Monday, January 6, 2020

People are COMING! (A few travel tips.)

Here are a few tips for planning a trip to Japan. 2020 is going to be a tough travel year unless you have event tickets and reservations in hand because the Olympics are here!

Hotel rates have in fact gone up in anticipation, particularly on the Tourist Track of Nikko-Tokyo-Osaka-Kyoto-Nara.  Airfares may have gone up, too.  Try traveling off the Tourist Track.  Research small country inns and other parts of the country.  Japanican is one source for smaller, simpler accommodation.

If you are a Nichiren Shoshu member, obtain Gokaihi permission early.  Note that your Japanese member friends may not be able to be there the days you are there, due to space limitations for certain ceremonies.  Japanese temples take turns.  No, Japanese members cannot stay with you in the lodgings reserved for overseas members. even if they originally came from your country. It's probably best if they come for day trips, as overseas and Japanese members are scheduled differently and separately.  Japanese friends probably can't join you for the duration of your pilgrimage. They have jobs, children, work and other real-life commitments that will get in the way of your proposed travel plans.
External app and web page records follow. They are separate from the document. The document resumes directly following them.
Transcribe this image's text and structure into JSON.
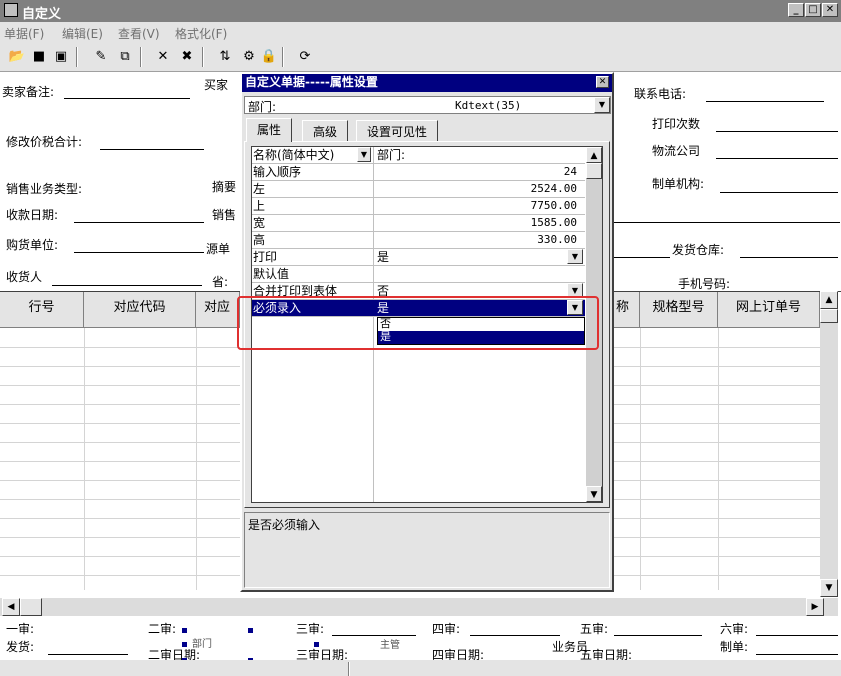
{
  "window": {
    "title": "自定义",
    "min": "_",
    "max": "□",
    "close": "✕"
  },
  "menu": [
    "单据(F)",
    "编辑(E)",
    "查看(V)",
    "格式化(F)"
  ],
  "toolbar_icons": [
    "open-folder-icon",
    "save-icon",
    "export-icon",
    "edit-icon",
    "copy-icon",
    "delete-icon",
    "delete-all-icon",
    "align-icon",
    "settings-icon",
    "lock-icon",
    "refresh-icon"
  ],
  "header_fields": {
    "buyer_note": "卖家备注:",
    "buyer_trunc": "买家",
    "contact_phone": "联系电话:",
    "print_count": "打印次数",
    "modify_tax_total": "修改价税合计:",
    "logistics": "物流公司",
    "sales_type": "销售业务类型:",
    "summary": "摘要",
    "issuer_org": "制单机构:",
    "receipt_date": "收款日期:",
    "sales_trunc": "销售",
    "purchaser": "购货单位:",
    "source_trunc": "源单",
    "ship_warehouse": "发货仓库:",
    "consignee": "收货人",
    "province": "省:",
    "mobile": "手机号码:"
  },
  "grid": {
    "columns": [
      "行号",
      "对应代码",
      "对应",
      "称",
      "规格型号",
      "网上订单号"
    ]
  },
  "footer": {
    "audit1": "一审:",
    "audit2": "二审:",
    "audit3": "三审:",
    "audit4": "四审:",
    "audit5": "五审:",
    "audit6": "六审:",
    "ship": "发货:",
    "audit2_date": "二审日期:",
    "audit3_date": "三审日期:",
    "audit4_date": "四审日期:",
    "audit5_date": "五审日期:",
    "maker": "制单:",
    "salesman": "业务员",
    "truncated_1": "部门",
    "truncated_2": "主管"
  },
  "dialog": {
    "title": "自定义单据-----属性设置",
    "close": "✕",
    "field_label": "部门:",
    "field_value": "Kdtext(35)",
    "tabs": [
      "属性",
      "高级",
      "设置可见性"
    ],
    "name_header": "名称(简体中文)",
    "name_value": "部门:",
    "properties": [
      {
        "name": "输入顺序",
        "value": "24",
        "num": true
      },
      {
        "name": "左",
        "value": "2524.00",
        "num": true
      },
      {
        "name": "上",
        "value": "7750.00",
        "num": true
      },
      {
        "name": "宽",
        "value": "1585.00",
        "num": true
      },
      {
        "name": "高",
        "value": "330.00",
        "num": true
      },
      {
        "name": "打印",
        "value": "是",
        "dropdown": true
      },
      {
        "name": "默认值",
        "value": ""
      },
      {
        "name": "合并打印到表体",
        "value": "否",
        "dropdown": true
      },
      {
        "name": "必须录入",
        "value": "是",
        "dropdown": true,
        "selected": true
      }
    ],
    "dropdown_options": [
      "否",
      "是"
    ],
    "description": "是否必须输入"
  }
}
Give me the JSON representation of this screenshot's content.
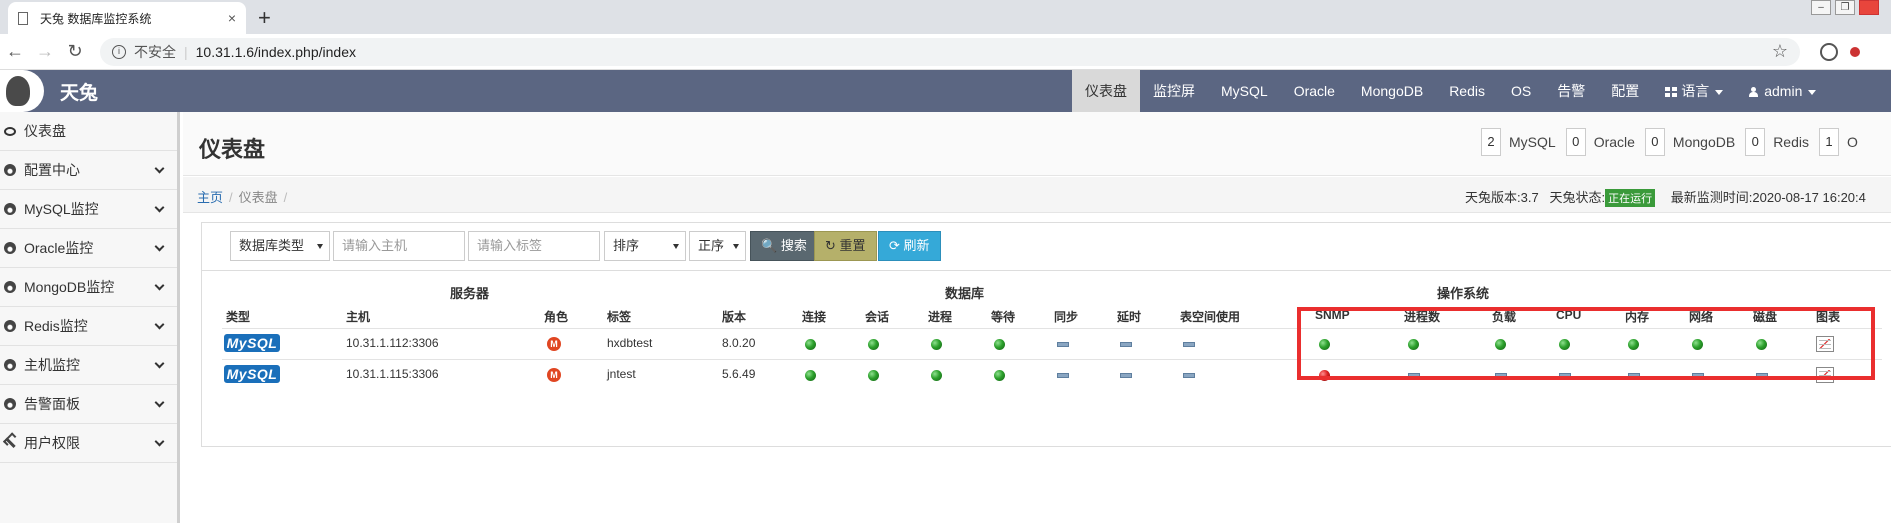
{
  "browser": {
    "tab_title": "天兔 数据库监控系统",
    "tab_close": "×",
    "new_tab": "+",
    "insecure_label": "不安全",
    "url": "10.31.1.6/index.php/index"
  },
  "header": {
    "brand": "天兔",
    "menu": [
      "仪表盘",
      "监控屏",
      "MySQL",
      "Oracle",
      "MongoDB",
      "Redis",
      "OS",
      "告警",
      "配置"
    ],
    "language": "语言",
    "user": "admin"
  },
  "sidebar": {
    "items": [
      {
        "label": "仪表盘",
        "icon": "chat-icon"
      },
      {
        "label": "配置中心",
        "icon": "gauge-icon"
      },
      {
        "label": "MySQL监控",
        "icon": "gauge-icon"
      },
      {
        "label": "Oracle监控",
        "icon": "gauge-icon"
      },
      {
        "label": "MongoDB监控",
        "icon": "gauge-icon"
      },
      {
        "label": "Redis监控",
        "icon": "gauge-icon"
      },
      {
        "label": "主机监控",
        "icon": "gauge-icon"
      },
      {
        "label": "告警面板",
        "icon": "gauge-icon"
      },
      {
        "label": "用户权限",
        "icon": "wrench-icon"
      }
    ]
  },
  "page": {
    "title": "仪表盘",
    "counters": [
      {
        "count": "2",
        "label": "MySQL"
      },
      {
        "count": "0",
        "label": "Oracle"
      },
      {
        "count": "0",
        "label": "MongoDB"
      },
      {
        "count": "0",
        "label": "Redis"
      },
      {
        "count": "1",
        "label": "O"
      }
    ],
    "breadcrumb": [
      "主页",
      "仪表盘"
    ],
    "version_label": "天兔版本:3.7",
    "status_label": "天兔状态:",
    "status_badge": "正在运行",
    "last_check": "最新监测时间:2020-08-17 16:20:4"
  },
  "filters": {
    "db_type": "数据库类型",
    "host_placeholder": "请输入主机",
    "tag_placeholder": "请输入标签",
    "sort": "排序",
    "order": "正序",
    "search": "搜索",
    "reset": "重置",
    "refresh": "刷新"
  },
  "table": {
    "groups": {
      "server": "服务器",
      "database": "数据库",
      "os": "操作系统"
    },
    "columns": [
      "类型",
      "主机",
      "角色",
      "标签",
      "版本",
      "连接",
      "会话",
      "进程",
      "等待",
      "同步",
      "延时",
      "表空间使用",
      "SNMP",
      "进程数",
      "负载",
      "CPU",
      "内存",
      "网络",
      "磁盘",
      "图表"
    ],
    "rows": [
      {
        "type": "MySQL",
        "host": "10.31.1.112:3306",
        "role": "M",
        "tag": "hxdbtest",
        "version": "8.0.20",
        "db": [
          "ok",
          "ok",
          "ok",
          "ok",
          "na",
          "na",
          "na"
        ],
        "os": [
          "ok",
          "ok",
          "ok",
          "ok",
          "ok",
          "ok",
          "ok"
        ]
      },
      {
        "type": "MySQL",
        "host": "10.31.1.115:3306",
        "role": "M",
        "tag": "jntest",
        "version": "5.6.49",
        "db": [
          "ok",
          "ok",
          "ok",
          "ok",
          "na",
          "na",
          "na"
        ],
        "os": [
          "error",
          "na",
          "na",
          "na",
          "na",
          "na",
          "na"
        ]
      }
    ]
  },
  "colors": {
    "nav_bg": "#5b6682",
    "highlight": "#ea2e2e",
    "status_ok": "#2ca02c",
    "status_error": "#d22222"
  }
}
Figure out what you want to see on the rest of your trip. Tokyo is enormous. There are more attractions than you can possibly see.  NONE of them are close together.  Plan, probably, two a day, and check with your Japanese friends so you are not picking ones on opposite sides of the city on the same day, with hours and hours and hours of travel time involved.  If you want to get out of the city, there are plenty of options.  Trip Advisor knows of some.  Find something you want to see!  Your friends will join you if they can.

Ask your Japanese friends about where you should stay before you book a so-called "discount" hotel that's two hours away from them and another two hours from the attraction you want to see. Tokyo is VAST. Your friends MAY have an idea for a hotel close to them that's less than half the price of the one in Red-Light-District-Tourist Central.  The big hotel booking sites are not your friends in terms of either location or cost.  Again, Japanican or similar may have better ideas.
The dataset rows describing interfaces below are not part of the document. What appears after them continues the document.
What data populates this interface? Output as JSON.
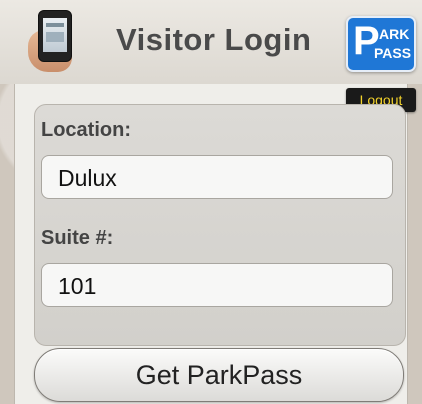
{
  "header": {
    "title": "Visitor Login",
    "logo": {
      "letter": "P",
      "line1": "ARK",
      "line2": "PASS",
      "color": "#1f77d6"
    },
    "phone_icon": "phone-in-hand-icon"
  },
  "logout_label": "Logout",
  "form": {
    "location_label": "Location:",
    "location_value": "Dulux",
    "suite_label": "Suite #:",
    "suite_value": "101"
  },
  "submit_label": "Get ParkPass",
  "colors": {
    "logout_bg": "#1a1a1a",
    "logout_text": "#f3d22b",
    "brand_blue": "#1f77d6"
  }
}
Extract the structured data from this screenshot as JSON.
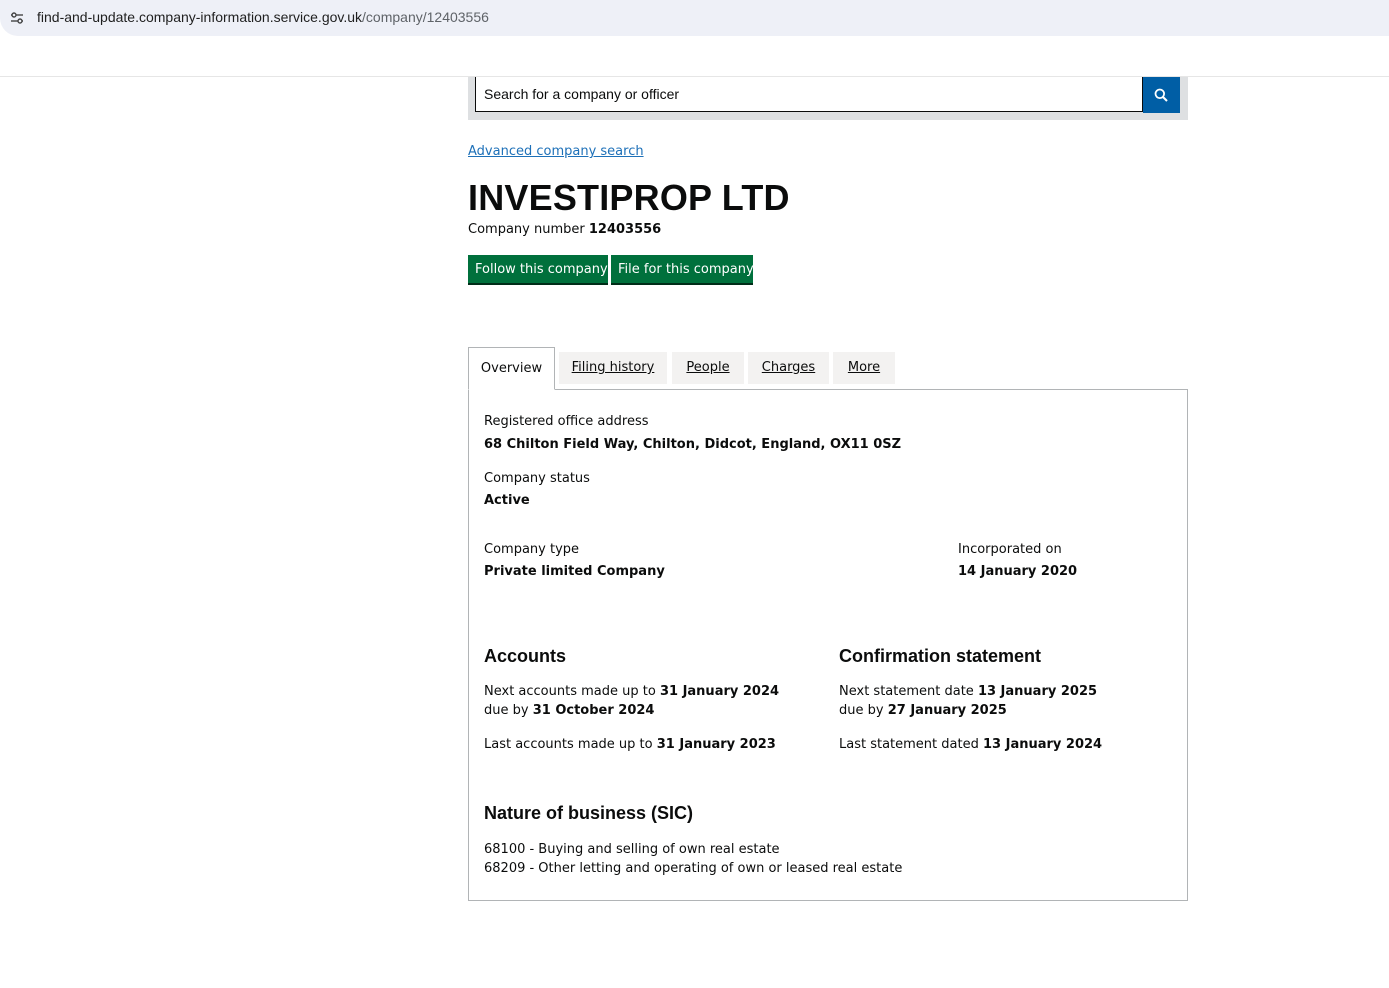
{
  "browser": {
    "url_host": "find-and-update.company-information.service.gov.uk",
    "url_path": "/company/12403556",
    "site_info_icon": "tune-icon"
  },
  "search": {
    "placeholder": "Search for a company or officer",
    "button_icon": "search-icon"
  },
  "advanced_search_label": "Advanced company search",
  "company": {
    "name": "INVESTIPROP LTD",
    "number_label": "Company number",
    "number": "12403556"
  },
  "actions": {
    "follow_label": "Follow this company",
    "file_label": "File for this company"
  },
  "tabs": [
    {
      "label": "Overview",
      "active": true
    },
    {
      "label": "Filing history",
      "active": false
    },
    {
      "label": "People",
      "active": false
    },
    {
      "label": "Charges",
      "active": false
    },
    {
      "label": "More",
      "active": false
    }
  ],
  "overview": {
    "registered_office_label": "Registered office address",
    "registered_office": "68 Chilton Field Way, Chilton, Didcot, England, OX11 0SZ",
    "status_label": "Company status",
    "status": "Active",
    "type_label": "Company type",
    "type": "Private limited Company",
    "incorporated_label": "Incorporated on",
    "incorporated": "14 January 2020"
  },
  "accounts": {
    "heading": "Accounts",
    "next_prefix": "Next accounts made up to",
    "next_date": "31 January 2024",
    "due_prefix": "due by",
    "due_date": "31 October 2024",
    "last_prefix": "Last accounts made up to",
    "last_date": "31 January 2023"
  },
  "confirmation": {
    "heading": "Confirmation statement",
    "next_prefix": "Next statement date",
    "next_date": "13 January 2025",
    "due_prefix": "due by",
    "due_date": "27 January 2025",
    "last_prefix": "Last statement dated",
    "last_date": "13 January 2024"
  },
  "sic": {
    "heading": "Nature of business (SIC)",
    "items": [
      "68100 - Buying and selling of own real estate",
      "68209 - Other letting and operating of own or leased real estate"
    ]
  },
  "colors": {
    "green_button": "#00703c",
    "search_button": "#005ea5",
    "link": "#1d70b8"
  }
}
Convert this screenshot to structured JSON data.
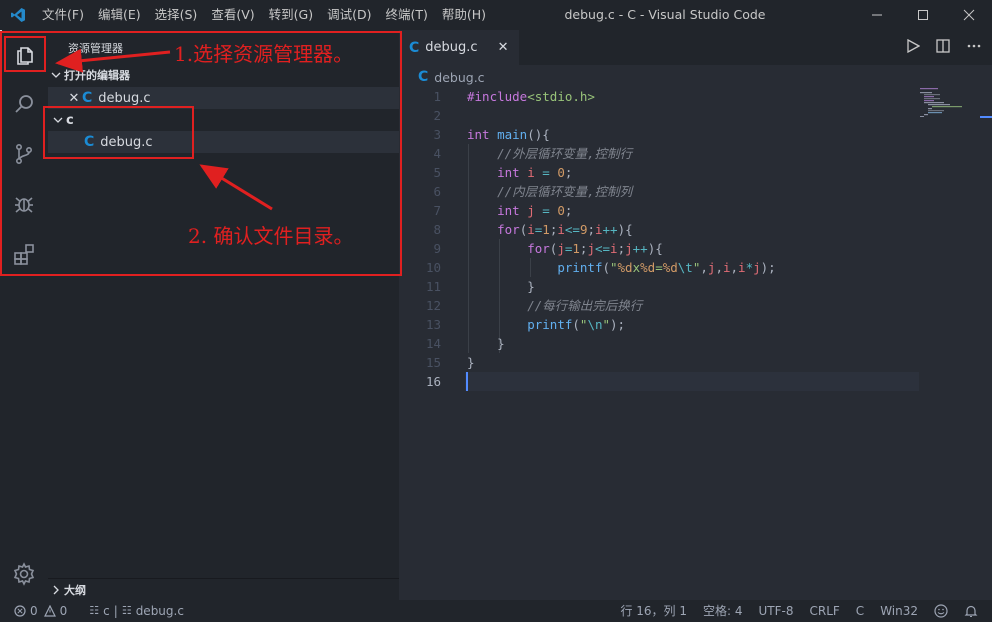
{
  "window": {
    "title": "debug.c - C - Visual Studio Code",
    "menu": [
      "文件(F)",
      "编辑(E)",
      "选择(S)",
      "查看(V)",
      "转到(G)",
      "调试(D)",
      "终端(T)",
      "帮助(H)"
    ]
  },
  "activity_bar": {
    "items": [
      "explorer-icon",
      "search-icon",
      "source-control-icon",
      "debug-icon",
      "extensions-icon"
    ],
    "bottom": "settings-gear-icon"
  },
  "sidebar": {
    "title": "资源管理器",
    "open_editors": {
      "header": "打开的编辑器",
      "files": [
        {
          "name": "debug.c",
          "icon": "C"
        }
      ]
    },
    "folder": {
      "name": "c",
      "files": [
        {
          "name": "debug.c",
          "icon": "C"
        }
      ]
    },
    "outline": "大纲"
  },
  "editor": {
    "tab": {
      "name": "debug.c",
      "icon": "C"
    },
    "breadcrumb": "debug.c",
    "lines": [
      "1",
      "2",
      "3",
      "4",
      "5",
      "6",
      "7",
      "8",
      "9",
      "10",
      "11",
      "12",
      "13",
      "14",
      "15",
      "16"
    ]
  },
  "status_bar": {
    "errors": "0",
    "warnings": "0",
    "breadcrumb_folder": "c",
    "breadcrumb_file": "debug.c",
    "position": "行 16，列 1",
    "indent": "空格: 4",
    "encoding": "UTF-8",
    "eol": "CRLF",
    "language": "C",
    "platform": "Win32"
  },
  "annotations": {
    "step1": "1.选择资源管理器。",
    "step2": "2. 确认文件目录。"
  },
  "colors": {
    "annotation": "#e02020",
    "accent": "#528bff",
    "c_icon": "#1b8bd4"
  }
}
Your friends almost certainly do NOT have a guest room. They almost certainly don't know every single inn reservation system in the whole country or how to get to and from the airports or what buses go where at what times and what they cost.  Unless they are travel agents.  You can do internet research as well as they can. Give it a shot. Chrome will even translate for you!  Hyperdia can help you plan train trips.
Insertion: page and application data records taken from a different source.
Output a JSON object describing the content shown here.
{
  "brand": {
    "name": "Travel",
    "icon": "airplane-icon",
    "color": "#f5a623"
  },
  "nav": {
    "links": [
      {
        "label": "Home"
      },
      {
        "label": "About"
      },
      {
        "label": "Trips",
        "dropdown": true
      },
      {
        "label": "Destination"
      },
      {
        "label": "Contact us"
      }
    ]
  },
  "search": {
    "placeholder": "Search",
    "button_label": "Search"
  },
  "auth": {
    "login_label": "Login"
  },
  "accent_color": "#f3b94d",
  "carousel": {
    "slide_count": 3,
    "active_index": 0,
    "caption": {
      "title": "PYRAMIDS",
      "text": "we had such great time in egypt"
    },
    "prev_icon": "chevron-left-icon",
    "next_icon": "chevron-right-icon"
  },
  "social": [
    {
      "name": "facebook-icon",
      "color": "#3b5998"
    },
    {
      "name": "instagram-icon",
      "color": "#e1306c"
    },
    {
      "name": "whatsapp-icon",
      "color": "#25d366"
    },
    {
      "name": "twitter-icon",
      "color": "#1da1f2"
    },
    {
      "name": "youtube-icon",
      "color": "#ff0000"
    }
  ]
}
A RailPass may or may not work for you.  You have to plan an itinerary and cost it out to see if it will. Residents can't get RailPasses, and have different things, like IC cards and commuter passes that they use. 

Your friends have things to do.  They have jobs and families and businesses and can't get off every day.  Please understand if they can only take one day off to go someplace with you. Do ask about recommendations.  There are places I really want to see or see again, things I want to do or do again, right in town.  If I suggest going to them with you, I think we'll both like them.  There are interesting places outside of Tokyo I'd like to go.  Ask and maybe we can work something out.  You might like them, too. 

This is a wonderful country and one I hope to enjoy with friends for many, many years to come.  Maybe even all of you at once!